22.Therefore Moses gave you circumcision The particle therefore appears to be unsuitable; and, accordingly, some take διὰ τούτο (on this account, or therefore) in the sense of διὰ τούτο, (because;) but the Greek syntax is unfavourable to their opinion. (189) I explain it simply as meaning, that circumcision was enjoined in such a manner that the practice of that symbolical rite was necessary even on the Sabbath-day Therefore, says he; that is, it has in this manner been sufficiently demonstrated to them, that the worship of the Sabbath is not violated by the works of God. And although Christ accommodates the instance of circumcision to the present subject, yet he immediately makes use of a correction, when he says, that Moses was not the first minister of circumcision. But it was enough for his purpose, that Moses, who so rigidly demanded the keeping of the Sabbath, commanded that infants should be circumcised on the eighth day, even though it should fall on the day of Rest (190)
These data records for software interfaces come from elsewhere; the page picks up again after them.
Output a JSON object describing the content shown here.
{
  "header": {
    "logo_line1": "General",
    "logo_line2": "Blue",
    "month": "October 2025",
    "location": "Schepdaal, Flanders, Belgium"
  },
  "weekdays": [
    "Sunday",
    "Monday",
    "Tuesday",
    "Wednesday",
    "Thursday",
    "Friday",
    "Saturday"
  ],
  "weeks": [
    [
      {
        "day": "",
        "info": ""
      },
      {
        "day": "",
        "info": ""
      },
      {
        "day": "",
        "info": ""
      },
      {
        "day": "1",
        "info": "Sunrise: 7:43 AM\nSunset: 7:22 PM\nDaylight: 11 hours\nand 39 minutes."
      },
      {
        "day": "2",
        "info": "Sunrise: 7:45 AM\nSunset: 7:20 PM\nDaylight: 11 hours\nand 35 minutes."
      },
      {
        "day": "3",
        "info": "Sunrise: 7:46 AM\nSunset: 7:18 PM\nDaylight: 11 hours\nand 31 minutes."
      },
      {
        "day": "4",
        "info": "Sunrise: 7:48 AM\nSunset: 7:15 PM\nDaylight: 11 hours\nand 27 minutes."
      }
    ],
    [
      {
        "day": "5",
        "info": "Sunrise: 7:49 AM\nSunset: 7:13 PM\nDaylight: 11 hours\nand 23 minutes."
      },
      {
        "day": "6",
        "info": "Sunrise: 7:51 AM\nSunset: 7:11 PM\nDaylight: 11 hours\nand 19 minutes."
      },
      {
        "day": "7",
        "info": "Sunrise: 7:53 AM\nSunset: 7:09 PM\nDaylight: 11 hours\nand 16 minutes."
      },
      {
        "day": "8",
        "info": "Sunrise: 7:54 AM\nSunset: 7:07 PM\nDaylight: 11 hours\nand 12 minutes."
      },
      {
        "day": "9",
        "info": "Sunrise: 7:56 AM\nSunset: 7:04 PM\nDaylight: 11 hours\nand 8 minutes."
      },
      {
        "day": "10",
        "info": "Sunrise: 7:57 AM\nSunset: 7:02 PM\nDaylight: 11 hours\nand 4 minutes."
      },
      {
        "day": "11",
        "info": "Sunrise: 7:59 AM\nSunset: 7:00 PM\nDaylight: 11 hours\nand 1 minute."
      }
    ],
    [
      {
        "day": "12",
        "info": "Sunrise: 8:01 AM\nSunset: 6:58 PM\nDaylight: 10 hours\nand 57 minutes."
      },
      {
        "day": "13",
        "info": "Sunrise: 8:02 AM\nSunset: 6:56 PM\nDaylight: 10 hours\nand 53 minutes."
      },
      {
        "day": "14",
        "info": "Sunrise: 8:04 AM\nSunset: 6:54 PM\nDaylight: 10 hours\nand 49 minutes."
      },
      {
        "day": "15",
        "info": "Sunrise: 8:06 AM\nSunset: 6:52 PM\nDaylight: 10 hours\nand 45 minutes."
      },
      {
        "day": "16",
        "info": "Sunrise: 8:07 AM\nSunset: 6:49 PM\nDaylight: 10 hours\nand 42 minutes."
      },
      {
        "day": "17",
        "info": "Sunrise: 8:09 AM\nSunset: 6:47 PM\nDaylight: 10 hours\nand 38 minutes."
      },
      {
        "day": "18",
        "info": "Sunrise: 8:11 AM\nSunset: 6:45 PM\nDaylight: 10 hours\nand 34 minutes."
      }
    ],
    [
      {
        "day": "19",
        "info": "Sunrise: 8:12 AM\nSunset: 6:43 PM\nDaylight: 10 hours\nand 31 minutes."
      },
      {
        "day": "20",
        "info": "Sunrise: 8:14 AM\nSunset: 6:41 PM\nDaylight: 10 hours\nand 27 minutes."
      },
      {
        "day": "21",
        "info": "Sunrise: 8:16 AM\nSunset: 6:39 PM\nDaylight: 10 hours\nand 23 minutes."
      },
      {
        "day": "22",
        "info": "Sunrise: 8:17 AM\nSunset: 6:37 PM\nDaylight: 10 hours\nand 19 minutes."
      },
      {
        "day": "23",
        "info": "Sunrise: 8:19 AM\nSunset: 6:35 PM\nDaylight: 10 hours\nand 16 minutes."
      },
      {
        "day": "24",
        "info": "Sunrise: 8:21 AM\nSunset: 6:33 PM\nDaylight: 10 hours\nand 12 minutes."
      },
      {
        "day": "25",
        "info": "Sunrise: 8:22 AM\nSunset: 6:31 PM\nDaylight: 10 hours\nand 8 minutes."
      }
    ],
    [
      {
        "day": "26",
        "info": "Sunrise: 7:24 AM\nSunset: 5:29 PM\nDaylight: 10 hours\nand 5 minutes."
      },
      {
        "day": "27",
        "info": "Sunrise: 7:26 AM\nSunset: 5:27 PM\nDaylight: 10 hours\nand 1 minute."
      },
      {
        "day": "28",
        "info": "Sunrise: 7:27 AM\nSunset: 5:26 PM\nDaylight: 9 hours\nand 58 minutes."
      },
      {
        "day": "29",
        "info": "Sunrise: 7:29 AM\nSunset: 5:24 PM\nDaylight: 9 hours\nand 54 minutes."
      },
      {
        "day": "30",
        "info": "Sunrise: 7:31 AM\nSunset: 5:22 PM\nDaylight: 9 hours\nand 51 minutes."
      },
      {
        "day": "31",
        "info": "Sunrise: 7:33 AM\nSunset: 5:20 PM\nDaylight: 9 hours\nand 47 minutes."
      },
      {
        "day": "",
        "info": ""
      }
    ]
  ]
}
(189) The difficulty is obviated by reading the words διὰ τούτο, (with Scholz, Bloomfield, and others,) as the conclusion of the 21st, and not as the commencement of the 22nd verse; καὶ πάντες Θαυμάζετε διὰ τούτο, and you all wonder at it, or, on this account Our Author, with his usual sagacity, has, in this instance, also anticipated the results of modern criticism; for his French version, which contains his latest views, runs thus: “J’ fait une oeuvre, et vous en estes tous emerveillez, ou, et vous estes esmerveillez de cela Moise vous a donne la Circoncision .” — “ have done one work, and you are all astonished at it, or, and you are all astonished at that Moses gave you Circumcision. ” It is remarkable that, while a modern French version copies Calvin’ rendering very closely, et vous en etes tous etonnes , (and you are all astonished at it,) the translator has overlooked the force of διὰ τούτο, for en (at it) is marked by him in Italics, as a supplement. — Ed.

(190) “An jour de Repos.”